About this exercise: Word for word, write out all the entries below, omitting every picture.

[Items from a dataset]
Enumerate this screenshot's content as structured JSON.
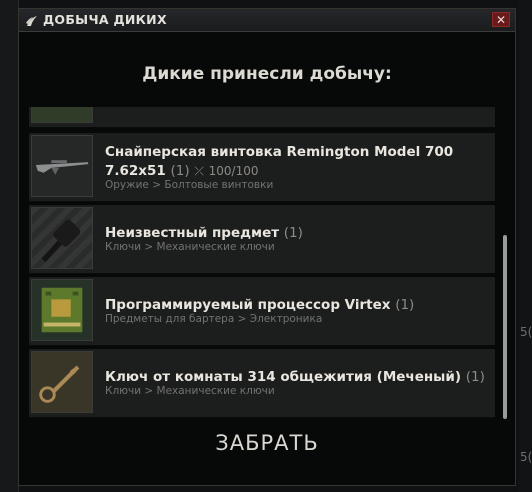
{
  "window": {
    "title": "ДОБЫЧА ДИКИХ",
    "close_label": "✕",
    "heading": "Дикие принесли добычу:",
    "take_button": "ЗАБРАТЬ"
  },
  "background": {
    "right_fragments": [
      "5(",
      "5("
    ]
  },
  "items": [
    {
      "name": "Снайперская винтовка Remington Model 700 7.62x51",
      "count": "(1)",
      "durability": "100/100",
      "category": "Оружие > Болтовые винтовки",
      "icon": "rifle-icon"
    },
    {
      "name": "Неизвестный предмет",
      "count": "(1)",
      "category": "Ключи > Механические ключи",
      "icon": "unknown-key-icon"
    },
    {
      "name": "Программируемый процессор Virtex",
      "count": "(1)",
      "category": "Предметы для бартера > Электроника",
      "icon": "processor-icon"
    },
    {
      "name": "Ключ от комнаты 314 общежития (Меченый)",
      "count": "(1)",
      "category": "Ключи > Механические ключи",
      "icon": "key-icon"
    }
  ],
  "colors": {
    "panel": "#1c1d1d",
    "window_bg": "#070808",
    "close_red": "#6a1a1a"
  }
}
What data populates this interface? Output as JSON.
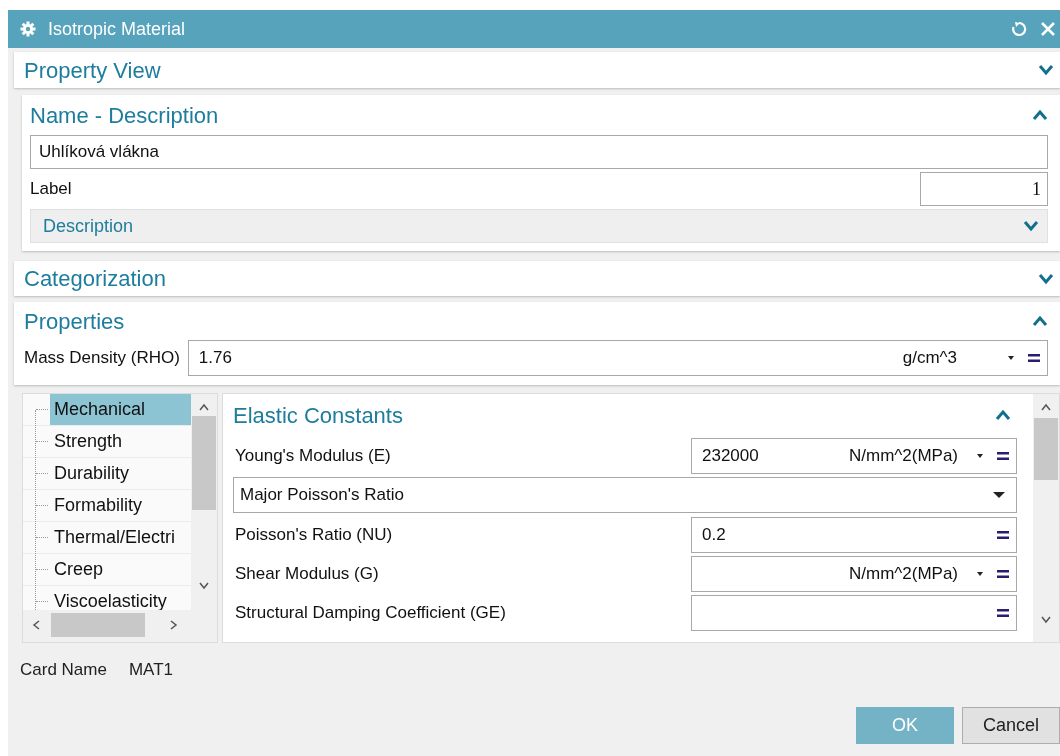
{
  "window": {
    "title": "Isotropic Material"
  },
  "property_view": {
    "title": "Property View",
    "expanded": false
  },
  "name_description": {
    "title": "Name - Description",
    "expanded": true,
    "name_value": "Uhlíková vlákna",
    "label_field": {
      "label": "Label",
      "value": "1"
    },
    "description": {
      "title": "Description",
      "expanded": false
    }
  },
  "categorization": {
    "title": "Categorization",
    "expanded": false
  },
  "properties": {
    "title": "Properties",
    "expanded": true,
    "mass_density": {
      "label": "Mass Density (RHO)",
      "value": "1.76",
      "unit": "g/cm^3"
    }
  },
  "tree": {
    "items": [
      {
        "label": "Mechanical",
        "selected": true
      },
      {
        "label": "Strength",
        "selected": false
      },
      {
        "label": "Durability",
        "selected": false
      },
      {
        "label": "Formability",
        "selected": false
      },
      {
        "label": "Thermal/Electri",
        "selected": false
      },
      {
        "label": "Creep",
        "selected": false
      },
      {
        "label": "Viscoelasticity",
        "selected": false
      }
    ]
  },
  "elastic_constants": {
    "title": "Elastic Constants",
    "expanded": true,
    "rows": [
      {
        "kind": "field",
        "label": "Young's Modulus (E)",
        "value": "232000",
        "unit": "N/mm^2(MPa)"
      },
      {
        "kind": "dropdown",
        "value": "Major Poisson's Ratio"
      },
      {
        "kind": "field",
        "label": "Poisson's Ratio (NU)",
        "value": "0.2"
      },
      {
        "kind": "field",
        "label": "Shear Modulus (G)",
        "unit": "N/mm^2(MPa)"
      },
      {
        "kind": "field",
        "label": "Structural Damping Coefficient (GE)"
      }
    ]
  },
  "card_name": {
    "label": "Card Name",
    "value": "MAT1"
  },
  "buttons": [
    {
      "label": "OK",
      "kind": "primary"
    },
    {
      "label": "Cancel",
      "kind": "secondary"
    }
  ]
}
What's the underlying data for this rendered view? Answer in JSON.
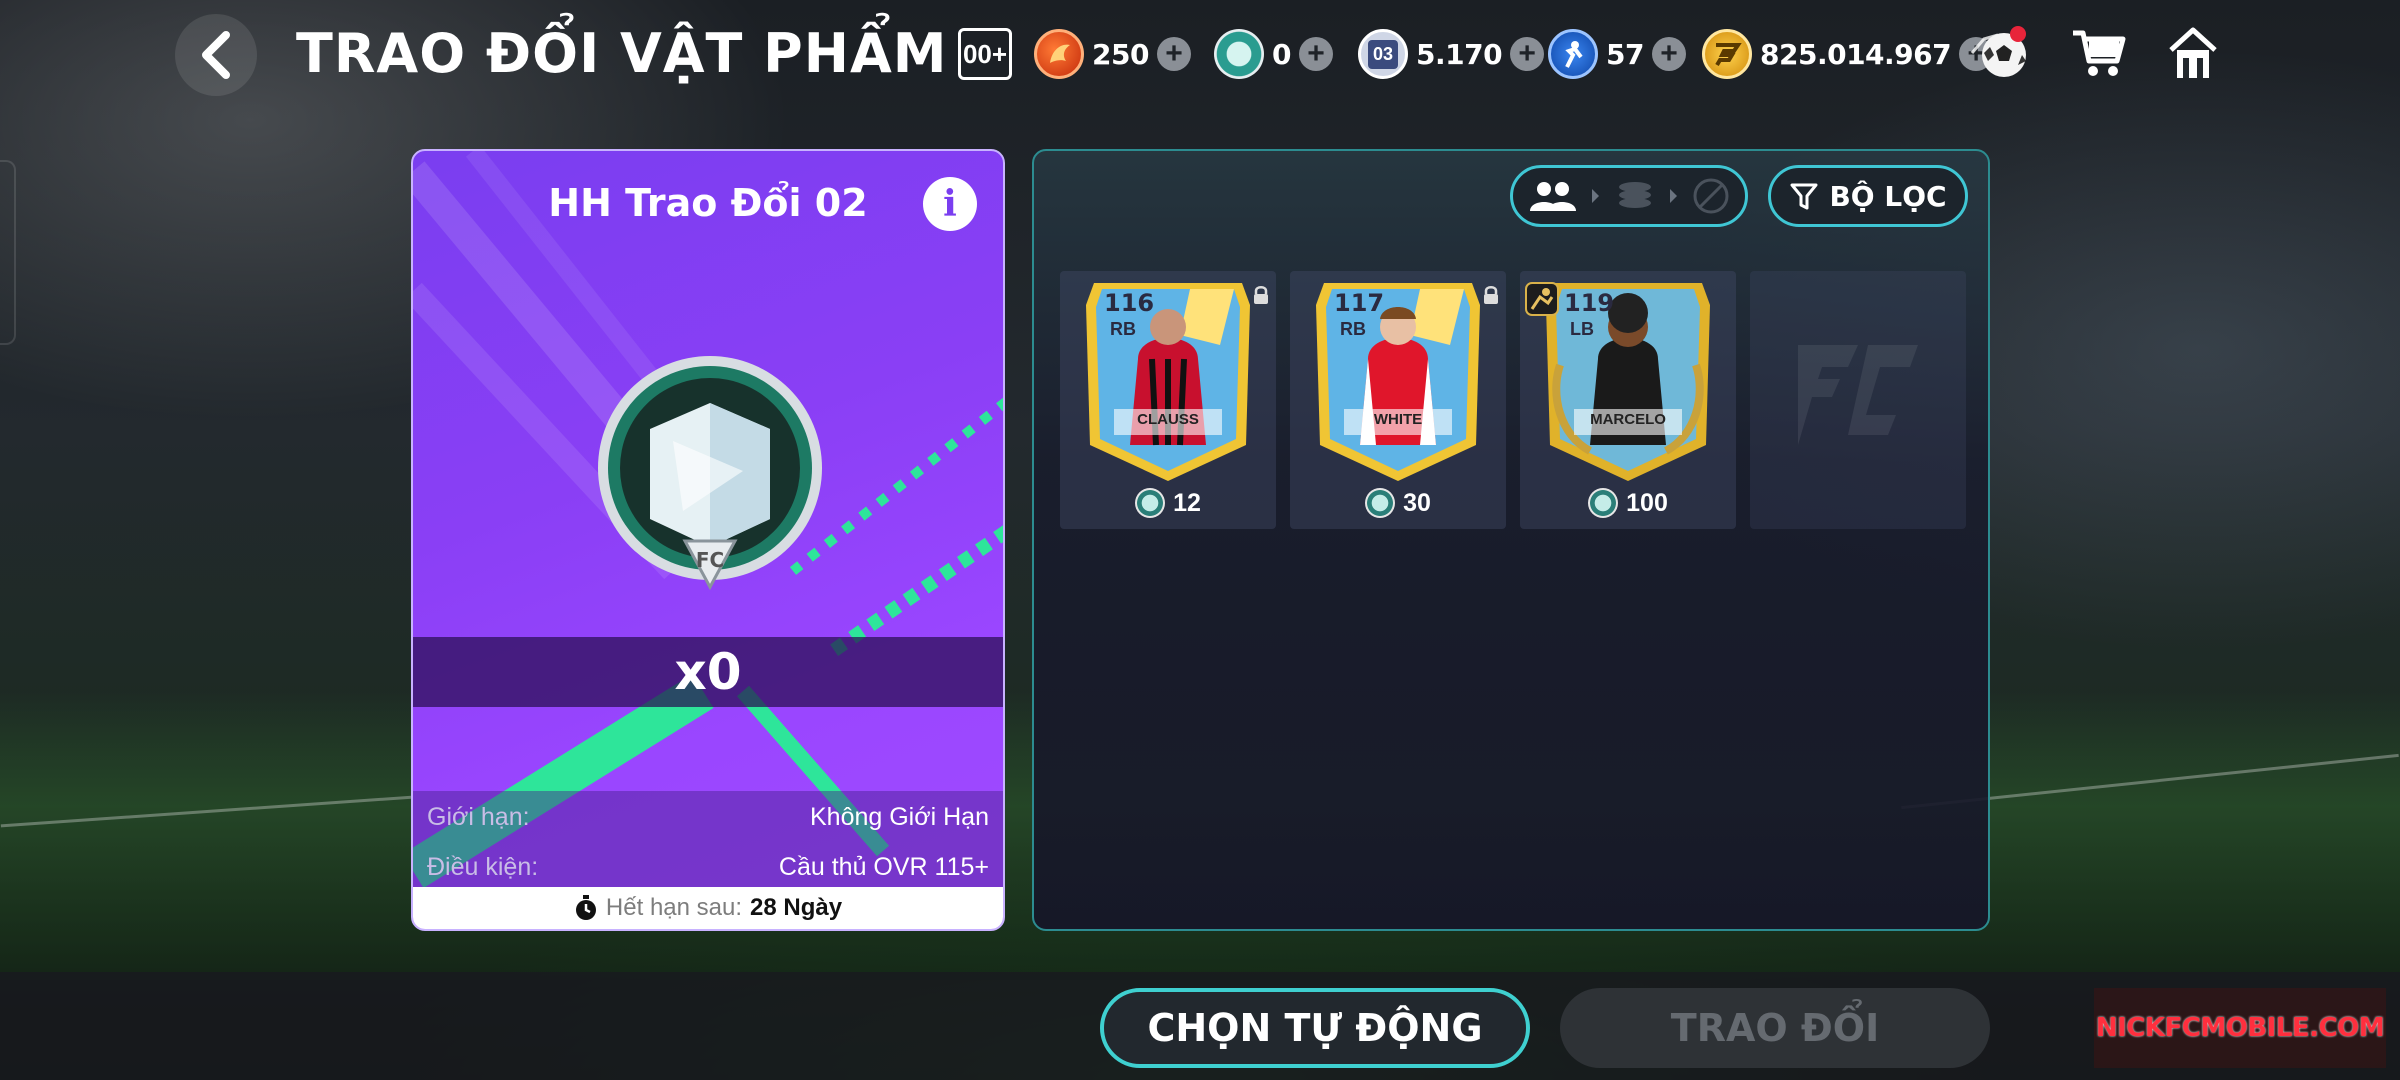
{
  "header": {
    "title": "TRAO ĐỔI VẬT PHẨM",
    "ovr_badge": "00+",
    "currencies": [
      {
        "icon": "fc-points-coin-icon",
        "value": "250",
        "color": "#e84a1a"
      },
      {
        "icon": "exchange-token-icon",
        "value": "0",
        "color": "#2a9c90"
      },
      {
        "icon": "level-03-icon",
        "label": "03",
        "value": "5.170",
        "color": "#3b4b7e"
      },
      {
        "icon": "player-skill-icon",
        "value": "57",
        "color": "#1f6ed8"
      },
      {
        "icon": "fc-coin-icon",
        "value": "825.014.967",
        "color": "#f2b21b"
      }
    ]
  },
  "item": {
    "title": "HH Trao Đổi 02",
    "quantity": "x0",
    "limit_label": "Giới hạn:",
    "limit_value": "Không Giới Hạn",
    "condition_label": "Điều kiện:",
    "condition_value": "Cầu thủ OVR 115+",
    "expire_label": "Hết hạn sau:",
    "expire_value": "28 Ngày"
  },
  "filter": {
    "label": "BỘ LỌC"
  },
  "players": [
    {
      "ovr": "116",
      "pos": "RB",
      "name": "CLAUSS",
      "price": "12",
      "locked": true,
      "kit": "nice"
    },
    {
      "ovr": "117",
      "pos": "RB",
      "name": "WHITE",
      "price": "30",
      "locked": true,
      "kit": "arsenal"
    },
    {
      "ovr": "119",
      "pos": "LB",
      "name": "MARCELO",
      "price": "100",
      "locked": false,
      "kit": "black"
    }
  ],
  "buttons": {
    "auto_select": "CHỌN TỰ ĐỘNG",
    "trade": "TRAO ĐỔI"
  },
  "watermark": "NICKFCMOBILE.COM"
}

Solution to this task:
Enumerate this screenshot's content as structured JSON.
{
  "window": {
    "title": "ДОБЫЧА ДИКИХ",
    "close_label": "✕",
    "heading": "Дикие принесли добычу:",
    "take_button": "ЗАБРАТЬ"
  },
  "background": {
    "right_fragments": [
      "5(",
      "5("
    ]
  },
  "items": [
    {
      "name": "Снайперская винтовка Remington Model 700 7.62x51",
      "count": "(1)",
      "durability": "100/100",
      "category": "Оружие > Болтовые винтовки",
      "icon": "rifle-icon"
    },
    {
      "name": "Неизвестный предмет",
      "count": "(1)",
      "category": "Ключи > Механические ключи",
      "icon": "unknown-key-icon"
    },
    {
      "name": "Программируемый процессор Virtex",
      "count": "(1)",
      "category": "Предметы для бартера > Электроника",
      "icon": "processor-icon"
    },
    {
      "name": "Ключ от комнаты 314 общежития (Меченый)",
      "count": "(1)",
      "category": "Ключи > Механические ключи",
      "icon": "key-icon"
    }
  ],
  "colors": {
    "panel": "#1c1d1d",
    "window_bg": "#070808",
    "close_red": "#6a1a1a"
  }
}
What data populates this interface? Output as JSON.
{
  "window": {
    "title": "Isotropic Material"
  },
  "property_view": {
    "title": "Property View",
    "expanded": false
  },
  "name_description": {
    "title": "Name - Description",
    "expanded": true,
    "name_value": "Uhlíková vlákna",
    "label_field": {
      "label": "Label",
      "value": "1"
    },
    "description": {
      "title": "Description",
      "expanded": false
    }
  },
  "categorization": {
    "title": "Categorization",
    "expanded": false
  },
  "properties": {
    "title": "Properties",
    "expanded": true,
    "mass_density": {
      "label": "Mass Density (RHO)",
      "value": "1.76",
      "unit": "g/cm^3"
    }
  },
  "tree": {
    "items": [
      {
        "label": "Mechanical",
        "selected": true
      },
      {
        "label": "Strength",
        "selected": false
      },
      {
        "label": "Durability",
        "selected": false
      },
      {
        "label": "Formability",
        "selected": false
      },
      {
        "label": "Thermal/Electri",
        "selected": false
      },
      {
        "label": "Creep",
        "selected": false
      },
      {
        "label": "Viscoelasticity",
        "selected": false
      }
    ]
  },
  "elastic_constants": {
    "title": "Elastic Constants",
    "expanded": true,
    "rows": [
      {
        "kind": "field",
        "label": "Young's Modulus (E)",
        "value": "232000",
        "unit": "N/mm^2(MPa)"
      },
      {
        "kind": "dropdown",
        "value": "Major Poisson's Ratio"
      },
      {
        "kind": "field",
        "label": "Poisson's Ratio (NU)",
        "value": "0.2"
      },
      {
        "kind": "field",
        "label": "Shear Modulus (G)",
        "unit": "N/mm^2(MPa)"
      },
      {
        "kind": "field",
        "label": "Structural Damping Coefficient (GE)"
      }
    ]
  },
  "card_name": {
    "label": "Card Name",
    "value": "MAT1"
  },
  "buttons": [
    {
      "label": "OK",
      "kind": "primary"
    },
    {
      "label": "Cancel",
      "kind": "secondary"
    }
  ]
}
What's the underlying data for this rendered view? Answer in JSON.
{
  "header": {
    "title": "TRAO ĐỔI VẬT PHẨM",
    "ovr_badge": "00+",
    "currencies": [
      {
        "icon": "fc-points-coin-icon",
        "value": "250",
        "color": "#e84a1a"
      },
      {
        "icon": "exchange-token-icon",
        "value": "0",
        "color": "#2a9c90"
      },
      {
        "icon": "level-03-icon",
        "label": "03",
        "value": "5.170",
        "color": "#3b4b7e"
      },
      {
        "icon": "player-skill-icon",
        "value": "57",
        "color": "#1f6ed8"
      },
      {
        "icon": "fc-coin-icon",
        "value": "825.014.967",
        "color": "#f2b21b"
      }
    ]
  },
  "item": {
    "title": "HH Trao Đổi 02",
    "quantity": "x0",
    "limit_label": "Giới hạn:",
    "limit_value": "Không Giới Hạn",
    "condition_label": "Điều kiện:",
    "condition_value": "Cầu thủ OVR 115+",
    "expire_label": "Hết hạn sau:",
    "expire_value": "28 Ngày"
  },
  "filter": {
    "label": "BỘ LỌC"
  },
  "players": [
    {
      "ovr": "116",
      "pos": "RB",
      "name": "CLAUSS",
      "price": "12",
      "locked": true,
      "kit": "nice"
    },
    {
      "ovr": "117",
      "pos": "RB",
      "name": "WHITE",
      "price": "30",
      "locked": true,
      "kit": "arsenal"
    },
    {
      "ovr": "119",
      "pos": "LB",
      "name": "MARCELO",
      "price": "100",
      "locked": false,
      "kit": "black"
    }
  ],
  "buttons": {
    "auto_select": "CHỌN TỰ ĐỘNG",
    "trade": "TRAO ĐỔI"
  },
  "watermark": "NICKFCMOBILE.COM"
}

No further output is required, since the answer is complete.